Collection entries:
◇ ◇ ◇ ◇ ◇

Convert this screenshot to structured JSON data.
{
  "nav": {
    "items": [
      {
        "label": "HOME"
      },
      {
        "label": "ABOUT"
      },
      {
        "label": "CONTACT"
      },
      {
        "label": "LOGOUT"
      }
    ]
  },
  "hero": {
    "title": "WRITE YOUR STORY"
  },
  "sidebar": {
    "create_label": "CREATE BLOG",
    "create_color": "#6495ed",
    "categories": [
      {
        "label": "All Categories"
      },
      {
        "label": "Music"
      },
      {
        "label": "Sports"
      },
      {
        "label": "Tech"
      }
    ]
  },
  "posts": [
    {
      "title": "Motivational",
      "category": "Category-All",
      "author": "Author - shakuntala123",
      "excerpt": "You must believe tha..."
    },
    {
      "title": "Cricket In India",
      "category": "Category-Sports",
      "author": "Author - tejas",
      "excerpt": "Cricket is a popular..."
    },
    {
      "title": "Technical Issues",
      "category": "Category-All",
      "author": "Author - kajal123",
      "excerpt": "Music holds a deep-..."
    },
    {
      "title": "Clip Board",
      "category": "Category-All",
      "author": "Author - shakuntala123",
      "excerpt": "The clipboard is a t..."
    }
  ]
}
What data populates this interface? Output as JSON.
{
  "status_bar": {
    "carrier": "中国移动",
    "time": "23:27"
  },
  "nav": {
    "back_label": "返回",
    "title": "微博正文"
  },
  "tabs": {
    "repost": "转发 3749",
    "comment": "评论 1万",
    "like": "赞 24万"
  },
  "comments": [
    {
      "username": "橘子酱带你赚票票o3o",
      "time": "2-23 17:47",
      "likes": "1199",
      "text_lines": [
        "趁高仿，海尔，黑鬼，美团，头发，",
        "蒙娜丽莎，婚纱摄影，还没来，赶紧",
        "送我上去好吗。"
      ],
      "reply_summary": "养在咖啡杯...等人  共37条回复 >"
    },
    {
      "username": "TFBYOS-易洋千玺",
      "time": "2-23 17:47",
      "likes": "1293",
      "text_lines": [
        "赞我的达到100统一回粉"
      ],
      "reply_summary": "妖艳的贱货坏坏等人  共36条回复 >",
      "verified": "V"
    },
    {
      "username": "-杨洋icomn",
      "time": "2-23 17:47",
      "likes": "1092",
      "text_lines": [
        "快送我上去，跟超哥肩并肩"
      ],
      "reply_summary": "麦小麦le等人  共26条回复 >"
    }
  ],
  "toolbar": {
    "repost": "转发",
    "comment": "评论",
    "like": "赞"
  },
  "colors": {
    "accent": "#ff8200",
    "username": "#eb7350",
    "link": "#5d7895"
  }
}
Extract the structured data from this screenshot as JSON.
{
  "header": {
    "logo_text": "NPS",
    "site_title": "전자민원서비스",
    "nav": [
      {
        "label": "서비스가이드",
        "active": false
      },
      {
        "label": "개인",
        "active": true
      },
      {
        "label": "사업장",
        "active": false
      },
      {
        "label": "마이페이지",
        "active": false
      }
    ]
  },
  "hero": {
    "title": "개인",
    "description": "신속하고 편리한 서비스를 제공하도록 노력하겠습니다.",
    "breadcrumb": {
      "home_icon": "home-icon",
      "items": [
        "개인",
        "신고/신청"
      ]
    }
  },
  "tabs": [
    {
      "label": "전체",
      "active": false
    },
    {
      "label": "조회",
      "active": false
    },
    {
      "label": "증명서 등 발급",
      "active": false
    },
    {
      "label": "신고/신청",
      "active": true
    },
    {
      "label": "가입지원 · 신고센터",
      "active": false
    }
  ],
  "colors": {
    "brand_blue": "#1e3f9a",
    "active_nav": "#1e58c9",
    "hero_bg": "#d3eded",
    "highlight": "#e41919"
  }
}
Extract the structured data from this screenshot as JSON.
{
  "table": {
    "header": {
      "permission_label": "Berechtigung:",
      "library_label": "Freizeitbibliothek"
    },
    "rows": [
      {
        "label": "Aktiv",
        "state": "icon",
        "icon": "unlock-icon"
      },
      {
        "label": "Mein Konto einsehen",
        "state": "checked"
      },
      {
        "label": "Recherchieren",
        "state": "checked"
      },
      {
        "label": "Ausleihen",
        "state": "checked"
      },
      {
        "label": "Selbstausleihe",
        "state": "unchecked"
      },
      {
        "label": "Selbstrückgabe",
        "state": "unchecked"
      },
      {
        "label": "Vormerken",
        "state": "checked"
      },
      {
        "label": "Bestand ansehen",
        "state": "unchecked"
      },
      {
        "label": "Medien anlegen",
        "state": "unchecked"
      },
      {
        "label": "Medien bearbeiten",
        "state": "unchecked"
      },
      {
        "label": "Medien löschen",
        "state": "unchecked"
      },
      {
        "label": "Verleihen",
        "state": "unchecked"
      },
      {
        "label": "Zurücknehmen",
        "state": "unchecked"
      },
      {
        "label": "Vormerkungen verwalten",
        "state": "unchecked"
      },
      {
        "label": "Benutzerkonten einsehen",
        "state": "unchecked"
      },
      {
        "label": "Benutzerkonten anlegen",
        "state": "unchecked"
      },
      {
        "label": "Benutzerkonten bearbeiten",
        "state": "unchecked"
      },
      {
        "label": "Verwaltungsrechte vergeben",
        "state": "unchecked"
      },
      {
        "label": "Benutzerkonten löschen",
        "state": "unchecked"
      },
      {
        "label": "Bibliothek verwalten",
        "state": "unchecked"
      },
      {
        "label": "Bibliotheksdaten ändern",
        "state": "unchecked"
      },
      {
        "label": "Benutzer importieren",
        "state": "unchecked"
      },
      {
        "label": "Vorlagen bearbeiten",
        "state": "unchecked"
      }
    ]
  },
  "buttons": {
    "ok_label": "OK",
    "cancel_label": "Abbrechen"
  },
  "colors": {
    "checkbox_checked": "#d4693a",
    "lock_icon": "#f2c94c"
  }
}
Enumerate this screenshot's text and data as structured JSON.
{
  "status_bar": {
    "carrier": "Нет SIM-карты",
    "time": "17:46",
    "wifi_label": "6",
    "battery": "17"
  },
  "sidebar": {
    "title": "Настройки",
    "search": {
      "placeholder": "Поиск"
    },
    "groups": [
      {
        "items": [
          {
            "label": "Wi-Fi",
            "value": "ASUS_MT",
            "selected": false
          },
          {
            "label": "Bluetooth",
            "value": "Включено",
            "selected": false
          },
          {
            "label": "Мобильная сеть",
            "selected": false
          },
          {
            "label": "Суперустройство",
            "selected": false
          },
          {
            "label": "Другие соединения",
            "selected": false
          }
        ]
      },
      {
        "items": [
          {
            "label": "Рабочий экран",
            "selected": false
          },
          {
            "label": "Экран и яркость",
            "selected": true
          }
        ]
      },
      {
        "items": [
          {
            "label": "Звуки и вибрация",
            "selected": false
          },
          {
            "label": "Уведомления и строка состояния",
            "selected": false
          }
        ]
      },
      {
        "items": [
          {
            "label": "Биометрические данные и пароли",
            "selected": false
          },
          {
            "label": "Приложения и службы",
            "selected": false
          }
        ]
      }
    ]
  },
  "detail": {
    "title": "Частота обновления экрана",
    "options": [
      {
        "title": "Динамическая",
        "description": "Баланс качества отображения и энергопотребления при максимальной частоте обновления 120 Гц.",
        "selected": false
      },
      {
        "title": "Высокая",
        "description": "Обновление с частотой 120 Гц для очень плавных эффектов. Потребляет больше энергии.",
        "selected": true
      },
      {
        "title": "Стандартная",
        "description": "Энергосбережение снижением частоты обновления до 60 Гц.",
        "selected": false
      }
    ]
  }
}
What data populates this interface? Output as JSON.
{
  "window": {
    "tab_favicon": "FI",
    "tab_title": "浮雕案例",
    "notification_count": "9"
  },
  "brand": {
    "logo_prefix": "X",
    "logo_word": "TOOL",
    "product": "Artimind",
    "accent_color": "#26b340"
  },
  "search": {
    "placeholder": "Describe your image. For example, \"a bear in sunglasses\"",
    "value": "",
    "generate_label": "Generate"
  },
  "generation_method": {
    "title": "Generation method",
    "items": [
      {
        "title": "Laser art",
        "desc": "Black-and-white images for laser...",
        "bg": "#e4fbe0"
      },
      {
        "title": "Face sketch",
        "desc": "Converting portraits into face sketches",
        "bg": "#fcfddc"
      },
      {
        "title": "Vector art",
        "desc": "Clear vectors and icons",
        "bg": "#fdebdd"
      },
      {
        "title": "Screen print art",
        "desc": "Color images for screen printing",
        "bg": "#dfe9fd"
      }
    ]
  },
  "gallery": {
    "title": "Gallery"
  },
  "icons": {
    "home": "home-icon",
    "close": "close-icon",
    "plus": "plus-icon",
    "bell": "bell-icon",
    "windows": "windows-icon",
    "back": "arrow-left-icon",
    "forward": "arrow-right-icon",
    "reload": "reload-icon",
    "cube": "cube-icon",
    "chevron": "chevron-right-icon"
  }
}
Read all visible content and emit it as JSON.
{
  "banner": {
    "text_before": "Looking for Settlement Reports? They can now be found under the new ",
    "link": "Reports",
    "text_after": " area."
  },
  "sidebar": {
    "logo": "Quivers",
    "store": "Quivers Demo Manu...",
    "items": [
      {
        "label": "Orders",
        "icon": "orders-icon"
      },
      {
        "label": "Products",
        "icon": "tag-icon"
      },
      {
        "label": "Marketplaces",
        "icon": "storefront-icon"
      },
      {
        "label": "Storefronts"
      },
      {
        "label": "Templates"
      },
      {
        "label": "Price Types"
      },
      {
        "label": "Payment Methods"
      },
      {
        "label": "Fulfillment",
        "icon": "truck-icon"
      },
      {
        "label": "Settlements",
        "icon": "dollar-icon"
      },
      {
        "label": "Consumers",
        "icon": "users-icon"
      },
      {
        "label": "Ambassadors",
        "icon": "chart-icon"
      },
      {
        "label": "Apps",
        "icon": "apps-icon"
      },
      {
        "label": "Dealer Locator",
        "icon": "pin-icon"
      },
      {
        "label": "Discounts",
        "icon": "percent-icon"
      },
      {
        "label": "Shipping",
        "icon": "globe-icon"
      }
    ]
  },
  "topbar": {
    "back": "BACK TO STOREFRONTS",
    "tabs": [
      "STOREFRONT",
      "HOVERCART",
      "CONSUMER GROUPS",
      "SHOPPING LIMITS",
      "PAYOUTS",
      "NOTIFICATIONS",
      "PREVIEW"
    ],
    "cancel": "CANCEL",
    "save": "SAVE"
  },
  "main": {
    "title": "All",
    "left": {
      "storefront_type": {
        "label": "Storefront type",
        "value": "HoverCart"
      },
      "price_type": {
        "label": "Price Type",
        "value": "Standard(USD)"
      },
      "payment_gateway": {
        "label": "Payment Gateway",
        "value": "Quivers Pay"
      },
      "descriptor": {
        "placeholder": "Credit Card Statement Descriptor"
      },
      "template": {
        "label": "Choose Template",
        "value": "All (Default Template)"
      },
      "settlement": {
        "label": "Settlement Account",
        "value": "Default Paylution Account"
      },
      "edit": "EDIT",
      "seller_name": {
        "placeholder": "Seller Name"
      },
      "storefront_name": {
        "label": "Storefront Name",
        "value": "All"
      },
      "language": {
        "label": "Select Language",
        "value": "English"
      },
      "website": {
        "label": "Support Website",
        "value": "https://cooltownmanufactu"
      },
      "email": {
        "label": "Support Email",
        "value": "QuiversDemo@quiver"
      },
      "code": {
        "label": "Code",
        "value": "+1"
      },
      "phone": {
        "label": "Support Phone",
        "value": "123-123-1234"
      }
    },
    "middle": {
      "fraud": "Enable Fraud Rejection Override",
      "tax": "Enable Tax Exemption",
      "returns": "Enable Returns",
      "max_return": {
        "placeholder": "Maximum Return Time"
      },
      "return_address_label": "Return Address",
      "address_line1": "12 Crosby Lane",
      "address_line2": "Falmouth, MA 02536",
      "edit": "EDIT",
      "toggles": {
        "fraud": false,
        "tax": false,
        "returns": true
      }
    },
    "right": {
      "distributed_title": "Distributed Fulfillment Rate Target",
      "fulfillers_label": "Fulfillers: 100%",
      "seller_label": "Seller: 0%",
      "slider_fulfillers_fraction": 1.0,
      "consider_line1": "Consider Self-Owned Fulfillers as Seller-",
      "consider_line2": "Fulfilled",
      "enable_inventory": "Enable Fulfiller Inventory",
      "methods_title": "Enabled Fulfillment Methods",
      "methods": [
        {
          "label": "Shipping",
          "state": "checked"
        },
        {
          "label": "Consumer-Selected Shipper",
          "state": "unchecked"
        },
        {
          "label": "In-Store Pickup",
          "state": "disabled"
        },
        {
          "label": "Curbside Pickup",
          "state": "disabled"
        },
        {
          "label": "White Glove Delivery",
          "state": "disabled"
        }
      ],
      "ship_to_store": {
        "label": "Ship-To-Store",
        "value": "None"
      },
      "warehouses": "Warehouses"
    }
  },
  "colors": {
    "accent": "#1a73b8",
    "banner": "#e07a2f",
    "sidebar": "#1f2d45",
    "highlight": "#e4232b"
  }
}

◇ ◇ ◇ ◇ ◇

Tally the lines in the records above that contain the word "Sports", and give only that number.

2